(Items from an interface collection)

------

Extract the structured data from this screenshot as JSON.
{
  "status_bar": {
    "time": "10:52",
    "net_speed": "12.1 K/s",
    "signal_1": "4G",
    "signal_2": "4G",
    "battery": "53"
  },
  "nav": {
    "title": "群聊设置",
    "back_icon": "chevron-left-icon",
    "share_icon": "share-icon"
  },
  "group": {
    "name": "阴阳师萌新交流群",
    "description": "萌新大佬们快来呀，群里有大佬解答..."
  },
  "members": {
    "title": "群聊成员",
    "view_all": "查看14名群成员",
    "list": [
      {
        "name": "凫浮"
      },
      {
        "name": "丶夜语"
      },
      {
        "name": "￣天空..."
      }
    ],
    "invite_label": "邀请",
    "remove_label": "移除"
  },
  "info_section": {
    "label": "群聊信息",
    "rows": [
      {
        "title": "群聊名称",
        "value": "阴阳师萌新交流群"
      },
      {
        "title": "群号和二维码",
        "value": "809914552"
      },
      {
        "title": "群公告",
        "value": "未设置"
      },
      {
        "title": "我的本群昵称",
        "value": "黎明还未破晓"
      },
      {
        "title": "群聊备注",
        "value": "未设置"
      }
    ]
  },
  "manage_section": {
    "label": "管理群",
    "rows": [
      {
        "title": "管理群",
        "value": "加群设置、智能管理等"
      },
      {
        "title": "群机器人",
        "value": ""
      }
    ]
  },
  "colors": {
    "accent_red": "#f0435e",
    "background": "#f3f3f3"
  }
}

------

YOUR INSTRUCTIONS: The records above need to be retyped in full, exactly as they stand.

THE ANSWER:
Extract the structured data from this screenshot as JSON.
{
  "status_bar": {
    "time": "10:52",
    "net_speed": "12.1 K/s",
    "signal_1": "4G",
    "signal_2": "4G",
    "battery": "53"
  },
  "nav": {
    "title": "群聊设置",
    "back_icon": "chevron-left-icon",
    "share_icon": "share-icon"
  },
  "group": {
    "name": "阴阳师萌新交流群",
    "description": "萌新大佬们快来呀，群里有大佬解答..."
  },
  "members": {
    "title": "群聊成员",
    "view_all": "查看14名群成员",
    "list": [
      {
        "name": "凫浮"
      },
      {
        "name": "丶夜语"
      },
      {
        "name": "￣天空..."
      }
    ],
    "invite_label": "邀请",
    "remove_label": "移除"
  },
  "info_section": {
    "label": "群聊信息",
    "rows": [
      {
        "title": "群聊名称",
        "value": "阴阳师萌新交流群"
      },
      {
        "title": "群号和二维码",
        "value": "809914552"
      },
      {
        "title": "群公告",
        "value": "未设置"
      },
      {
        "title": "我的本群昵称",
        "value": "黎明还未破晓"
      },
      {
        "title": "群聊备注",
        "value": "未设置"
      }
    ]
  },
  "manage_section": {
    "label": "管理群",
    "rows": [
      {
        "title": "管理群",
        "value": "加群设置、智能管理等"
      },
      {
        "title": "群机器人",
        "value": ""
      }
    ]
  },
  "colors": {
    "accent_red": "#f0435e",
    "background": "#f3f3f3"
  }
}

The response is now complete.